The Henkels Lecture Fund: Institute for Scholarship in the Liberal Arts, the College of Arts and Letters, and the Office of Research at the University of Notre Dame

Cosponsored by

Notre Dame’s Department of Anthropology and the Institute for Educational Initiatives


Special Thanks

Many people helped substantially with this endeavor. For financial support of the conference as well as of the editing of these proceedings, I thank especially the Helen Kellogg Institute for International Studies; the Institute for Scholarship in the Liberal Arts (ISLA), College of Arts and Letters; and the Office of Research. For logistical support, I am grateful to Tom Merluzzi and Pat Base at ISLA; the Department of Anthropology, especially Michelle Thornton; at the Kellogg Institute Judy Bartlett, Dean Hartke, Scott Mainwaring, Elizabeth Rankin, Steve Reifenberg, and Sharon Schierling; special angel badge to Therese Hanlon. For editorial assistance with the proceedings, I am grateful to Leonor Wangensteen-Moya and Emily Wauford. For development of the ideas of this conference, and for help with practical matters I appreciate the efforts of Jee Seun Choi, Barunie Kim, and Christina Rogers.

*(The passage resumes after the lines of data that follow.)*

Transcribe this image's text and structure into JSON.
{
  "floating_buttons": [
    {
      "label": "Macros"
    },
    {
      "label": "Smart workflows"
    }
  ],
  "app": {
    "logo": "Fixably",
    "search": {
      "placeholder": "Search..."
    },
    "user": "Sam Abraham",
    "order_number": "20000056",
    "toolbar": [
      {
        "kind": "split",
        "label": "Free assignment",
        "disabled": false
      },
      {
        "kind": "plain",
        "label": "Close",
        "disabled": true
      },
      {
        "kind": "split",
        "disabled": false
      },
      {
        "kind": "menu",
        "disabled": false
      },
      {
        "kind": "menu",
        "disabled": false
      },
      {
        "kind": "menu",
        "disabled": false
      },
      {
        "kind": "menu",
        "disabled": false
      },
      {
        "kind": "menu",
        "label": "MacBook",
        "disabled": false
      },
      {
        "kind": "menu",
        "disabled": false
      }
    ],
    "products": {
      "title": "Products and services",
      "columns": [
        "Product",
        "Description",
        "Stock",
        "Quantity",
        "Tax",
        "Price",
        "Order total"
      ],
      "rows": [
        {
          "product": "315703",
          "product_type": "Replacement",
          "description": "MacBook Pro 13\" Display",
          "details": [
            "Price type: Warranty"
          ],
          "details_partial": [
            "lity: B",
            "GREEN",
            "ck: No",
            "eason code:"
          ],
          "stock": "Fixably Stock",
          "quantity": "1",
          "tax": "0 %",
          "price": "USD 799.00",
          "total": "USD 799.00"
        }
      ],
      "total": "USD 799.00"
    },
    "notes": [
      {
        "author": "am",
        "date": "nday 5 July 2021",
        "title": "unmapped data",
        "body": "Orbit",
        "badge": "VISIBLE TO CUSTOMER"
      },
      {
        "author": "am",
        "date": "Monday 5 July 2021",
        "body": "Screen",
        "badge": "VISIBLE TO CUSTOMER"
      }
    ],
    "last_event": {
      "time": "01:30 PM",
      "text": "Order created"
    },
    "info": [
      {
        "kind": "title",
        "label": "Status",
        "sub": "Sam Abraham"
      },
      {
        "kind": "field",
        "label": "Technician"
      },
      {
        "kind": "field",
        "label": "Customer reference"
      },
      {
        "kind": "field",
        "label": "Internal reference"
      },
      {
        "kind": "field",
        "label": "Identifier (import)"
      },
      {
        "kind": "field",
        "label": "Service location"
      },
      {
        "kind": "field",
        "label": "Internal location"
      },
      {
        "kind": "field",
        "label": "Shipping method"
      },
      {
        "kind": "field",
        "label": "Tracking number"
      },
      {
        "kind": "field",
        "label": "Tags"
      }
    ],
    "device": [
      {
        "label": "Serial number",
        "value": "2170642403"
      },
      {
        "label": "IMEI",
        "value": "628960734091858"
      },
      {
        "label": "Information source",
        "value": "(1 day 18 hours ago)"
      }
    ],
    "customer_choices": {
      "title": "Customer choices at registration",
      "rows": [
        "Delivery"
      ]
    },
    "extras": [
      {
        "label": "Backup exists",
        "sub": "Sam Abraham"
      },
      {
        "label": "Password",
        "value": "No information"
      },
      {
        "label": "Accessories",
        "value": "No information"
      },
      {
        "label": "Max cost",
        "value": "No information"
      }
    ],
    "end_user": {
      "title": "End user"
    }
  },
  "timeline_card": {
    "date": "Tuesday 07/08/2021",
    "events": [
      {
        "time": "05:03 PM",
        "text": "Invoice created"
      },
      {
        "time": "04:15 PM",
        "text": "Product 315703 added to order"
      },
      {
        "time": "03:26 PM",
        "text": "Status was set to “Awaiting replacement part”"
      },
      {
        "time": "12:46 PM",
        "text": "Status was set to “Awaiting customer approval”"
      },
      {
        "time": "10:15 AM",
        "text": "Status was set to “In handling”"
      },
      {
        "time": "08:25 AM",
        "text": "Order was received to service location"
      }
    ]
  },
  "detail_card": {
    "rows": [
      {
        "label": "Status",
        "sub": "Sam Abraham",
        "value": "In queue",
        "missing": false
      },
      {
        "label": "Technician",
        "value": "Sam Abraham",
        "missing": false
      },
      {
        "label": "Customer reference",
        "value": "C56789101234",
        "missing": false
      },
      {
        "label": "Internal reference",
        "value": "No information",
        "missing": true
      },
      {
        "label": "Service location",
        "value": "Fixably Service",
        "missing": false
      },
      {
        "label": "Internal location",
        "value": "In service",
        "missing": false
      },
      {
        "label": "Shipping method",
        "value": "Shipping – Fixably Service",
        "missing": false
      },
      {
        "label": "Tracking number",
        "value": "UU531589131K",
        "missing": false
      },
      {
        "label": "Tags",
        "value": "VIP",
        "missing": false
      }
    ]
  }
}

For help with many aspects of this conference, I am especially indebted to Emmy Dawson who wore many hats (including serving as rapporteur). For all-around encouragement, I thank Sassy, Hannah Jensen, and Lionel Jensen.

Learning